In 2005, the Iowa Department of Natural Resources Water Quality Monitoring and Assessment Section began its wetland monitoring program in the prairie pothole wetlands located in north-central Iowa, through grant funds provided by the U.S. Environmental Protection Agency. Since this initial grant a statewide monitoring program has been developed to assess wetlands types throughout Iowa. The results from this monitoring will enable the Iowa DNR to determine the ecological condition of Iowa’s wetlands.
Ambient Wetland Monitoring Program currently focuses on monitoring of Pothole, Riverine & Fen Wetlands. Starting in 2015 thirty (10 of each type) wetland sites have been selected for routine monitoring. These sites were visited three times in 2015 where water quality, vegetation, macroinvertebrate and fish sampling occurred. The program plans to monitor these sites on a rotational basis into the future in addition to new wetlands sites in Iowa

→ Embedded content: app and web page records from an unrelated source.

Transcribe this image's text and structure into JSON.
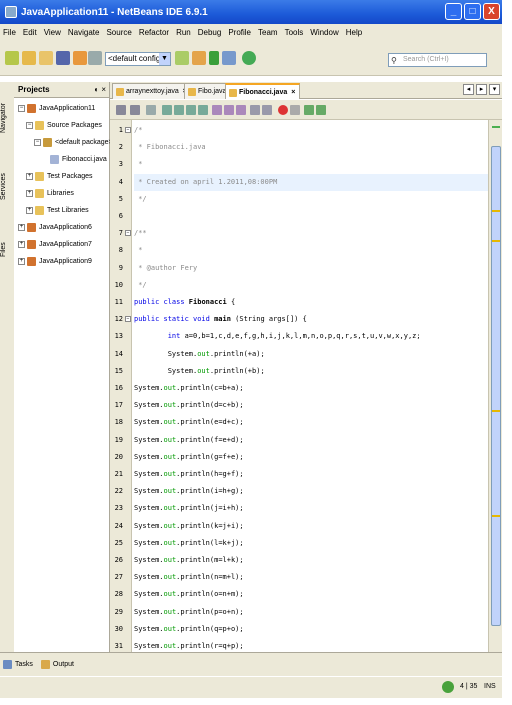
{
  "window": {
    "title": "JavaApplication11 - NetBeans IDE 6.9.1",
    "minimize_label": "_",
    "maximize_label": "□",
    "close_label": "X"
  },
  "menu": [
    "File",
    "Edit",
    "View",
    "Navigate",
    "Source",
    "Refactor",
    "Run",
    "Debug",
    "Profile",
    "Team",
    "Tools",
    "Window",
    "Help"
  ],
  "toolbar": {
    "config_value": "<default config>",
    "search_placeholder": "Search (Ctrl+I)"
  },
  "side_tabs": [
    "Navigator",
    "Services",
    "Files"
  ],
  "projects_panel": {
    "title": "Projects",
    "controls": "◐ ×",
    "tree": [
      {
        "label": "JavaApplication11",
        "expander": "−",
        "icon": "coffee-cup"
      },
      {
        "label": "Source Packages",
        "expander": "−",
        "icon": "folder"
      },
      {
        "label": "<default package>",
        "expander": "−",
        "icon": "package"
      },
      {
        "label": "Fibonacci.java",
        "expander": "",
        "icon": "java-file"
      },
      {
        "label": "Test Packages",
        "expander": "+",
        "icon": "folder"
      },
      {
        "label": "Libraries",
        "expander": "+",
        "icon": "folder"
      },
      {
        "label": "Test Libraries",
        "expander": "+",
        "icon": "folder"
      },
      {
        "label": "JavaApplication6",
        "expander": "+",
        "icon": "coffee-cup"
      },
      {
        "label": "JavaApplication7",
        "expander": "+",
        "icon": "coffee-cup"
      },
      {
        "label": "JavaApplication9",
        "expander": "+",
        "icon": "coffee-cup"
      }
    ]
  },
  "editor_tabs": [
    {
      "label": "arraynexttoy.java",
      "active": false
    },
    {
      "label": "Fibo.java",
      "active": false
    },
    {
      "label": "Fibonacci.java",
      "active": true
    }
  ],
  "tab_close": "×",
  "tab_nav": [
    "◂",
    "▸",
    "▾"
  ],
  "code_lines": [
    {
      "n": "1",
      "fold": "−",
      "parts": [
        {
          "t": "/*",
          "c": "comment"
        }
      ]
    },
    {
      "n": "2",
      "fold": "",
      "parts": [
        {
          "t": " * Fibonacci.java",
          "c": "comment"
        }
      ]
    },
    {
      "n": "3",
      "fold": "",
      "parts": [
        {
          "t": " *",
          "c": "comment"
        }
      ]
    },
    {
      "n": "4",
      "fold": "",
      "parts": [
        {
          "t": " * Created on april 1.2011,08:00PM",
          "c": "comment"
        }
      ]
    },
    {
      "n": "5",
      "fold": "",
      "parts": [
        {
          "t": " */",
          "c": "comment"
        }
      ]
    },
    {
      "n": "6",
      "fold": "",
      "parts": []
    },
    {
      "n": "7",
      "fold": "−",
      "parts": [
        {
          "t": "/**",
          "c": "comment"
        }
      ]
    },
    {
      "n": "8",
      "fold": "",
      "parts": [
        {
          "t": " *",
          "c": "comment"
        }
      ]
    },
    {
      "n": "9",
      "fold": "",
      "parts": [
        {
          "t": " * @author Fery",
          "c": "comment"
        }
      ]
    },
    {
      "n": "10",
      "fold": "",
      "parts": [
        {
          "t": " */",
          "c": "comment"
        }
      ]
    },
    {
      "n": "11",
      "fold": "",
      "parts": [
        {
          "t": "public class ",
          "c": "kw"
        },
        {
          "t": "Fibonacci",
          "c": "bold"
        },
        {
          "t": " {",
          "c": ""
        }
      ]
    },
    {
      "n": "12",
      "fold": "−",
      "parts": [
        {
          "t": "public static void ",
          "c": "kw"
        },
        {
          "t": "main",
          "c": "bold"
        },
        {
          "t": " (String args[]) {",
          "c": ""
        }
      ]
    },
    {
      "n": "13",
      "fold": "",
      "parts": [
        {
          "t": "        int ",
          "c": "kw"
        },
        {
          "t": "a=0,b=1,c,d,e,f,g,h,i,j,k,l,m,n,o,p,q,r,s,t,u,v,w,x,y,z;",
          "c": ""
        }
      ]
    },
    {
      "n": "14",
      "fold": "",
      "parts": [
        {
          "t": "        System.",
          "c": ""
        },
        {
          "t": "out",
          "c": "field"
        },
        {
          "t": ".println(+a);",
          "c": ""
        }
      ]
    },
    {
      "n": "15",
      "fold": "",
      "parts": [
        {
          "t": "        System.",
          "c": ""
        },
        {
          "t": "out",
          "c": "field"
        },
        {
          "t": ".println(+b);",
          "c": ""
        }
      ]
    },
    {
      "n": "16",
      "fold": "",
      "parts": [
        {
          "t": "System.",
          "c": ""
        },
        {
          "t": "out",
          "c": "field"
        },
        {
          "t": ".println(c=b+a);",
          "c": ""
        }
      ]
    },
    {
      "n": "17",
      "fold": "",
      "parts": [
        {
          "t": "System.",
          "c": ""
        },
        {
          "t": "out",
          "c": "field"
        },
        {
          "t": ".println(d=c+b);",
          "c": ""
        }
      ]
    },
    {
      "n": "18",
      "fold": "",
      "parts": [
        {
          "t": "System.",
          "c": ""
        },
        {
          "t": "out",
          "c": "field"
        },
        {
          "t": ".println(e=d+c);",
          "c": ""
        }
      ]
    },
    {
      "n": "19",
      "fold": "",
      "parts": [
        {
          "t": "System.",
          "c": ""
        },
        {
          "t": "out",
          "c": "field"
        },
        {
          "t": ".println(f=e+d);",
          "c": ""
        }
      ]
    },
    {
      "n": "20",
      "fold": "",
      "parts": [
        {
          "t": "System.",
          "c": ""
        },
        {
          "t": "out",
          "c": "field"
        },
        {
          "t": ".println(g=f+e);",
          "c": ""
        }
      ]
    },
    {
      "n": "21",
      "fold": "",
      "parts": [
        {
          "t": "System.",
          "c": ""
        },
        {
          "t": "out",
          "c": "field"
        },
        {
          "t": ".println(h=g+f);",
          "c": ""
        }
      ]
    },
    {
      "n": "22",
      "fold": "",
      "parts": [
        {
          "t": "System.",
          "c": ""
        },
        {
          "t": "out",
          "c": "field"
        },
        {
          "t": ".println(i=h+g);",
          "c": ""
        }
      ]
    },
    {
      "n": "23",
      "fold": "",
      "parts": [
        {
          "t": "System.",
          "c": ""
        },
        {
          "t": "out",
          "c": "field"
        },
        {
          "t": ".println(j=i+h);",
          "c": ""
        }
      ]
    },
    {
      "n": "24",
      "fold": "",
      "parts": [
        {
          "t": "System.",
          "c": ""
        },
        {
          "t": "out",
          "c": "field"
        },
        {
          "t": ".println(k=j+i);",
          "c": ""
        }
      ]
    },
    {
      "n": "25",
      "fold": "",
      "parts": [
        {
          "t": "System.",
          "c": ""
        },
        {
          "t": "out",
          "c": "field"
        },
        {
          "t": ".println(l=k+j);",
          "c": ""
        }
      ]
    },
    {
      "n": "26",
      "fold": "",
      "parts": [
        {
          "t": "System.",
          "c": ""
        },
        {
          "t": "out",
          "c": "field"
        },
        {
          "t": ".println(m=l+k);",
          "c": ""
        }
      ]
    },
    {
      "n": "27",
      "fold": "",
      "parts": [
        {
          "t": "System.",
          "c": ""
        },
        {
          "t": "out",
          "c": "field"
        },
        {
          "t": ".println(n=m+l);",
          "c": ""
        }
      ]
    },
    {
      "n": "28",
      "fold": "",
      "parts": [
        {
          "t": "System.",
          "c": ""
        },
        {
          "t": "out",
          "c": "field"
        },
        {
          "t": ".println(o=n+m);",
          "c": ""
        }
      ]
    },
    {
      "n": "29",
      "fold": "",
      "parts": [
        {
          "t": "System.",
          "c": ""
        },
        {
          "t": "out",
          "c": "field"
        },
        {
          "t": ".println(p=o+n);",
          "c": ""
        }
      ]
    },
    {
      "n": "30",
      "fold": "",
      "parts": [
        {
          "t": "System.",
          "c": ""
        },
        {
          "t": "out",
          "c": "field"
        },
        {
          "t": ".println(q=p+o);",
          "c": ""
        }
      ]
    },
    {
      "n": "31",
      "fold": "",
      "parts": [
        {
          "t": "System.",
          "c": ""
        },
        {
          "t": "out",
          "c": "field"
        },
        {
          "t": ".println(r=q+p);",
          "c": ""
        }
      ]
    }
  ],
  "bottom_tabs": [
    {
      "label": "Tasks",
      "icon": "tasks"
    },
    {
      "label": "Output",
      "icon": "output"
    }
  ],
  "status": {
    "position": "4 | 35",
    "mode": "INS"
  },
  "colors": {
    "titlebar": "#1c5ad8",
    "chrome": "#ece9d8",
    "keyword": "#0000e6",
    "comment": "#8a8a8a",
    "field": "#009900",
    "active_tab_accent": "#f5a623"
  }
}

National Wetland Condition Assessment (NWCA) is a collaborative survey of our Nation's wetlands. The NWCA measures the chemical, physical and biological integrity of wetlands through a set of commonly used and widely accepted indicators. The NWCA is designed to answer basic questions about the extent to which our nation’s wetlands support healthy ecological conditions and the prevalence of key stressors at the national and regional scale. It is intended to complement and build upon the achievements of the U.S. Fish and Wildlife Service Wetland Status and Trends Program, which characterizes changes in wetland acreage across the conterminous United States. Paired together, these two efforts provide government agencies, wetland scientists, and the public with comparable, scientifically-defensible information documenting the current status and, ultimately, trends in both wetland quantity (i.e., area) and quality (i.e., ecological condition). The 2011 National Wetland Condition Assessment (NWCA) was the first national evaluation of the ecological condition of the nation’s wetlands. The second field sampling season will be conducted in 2016.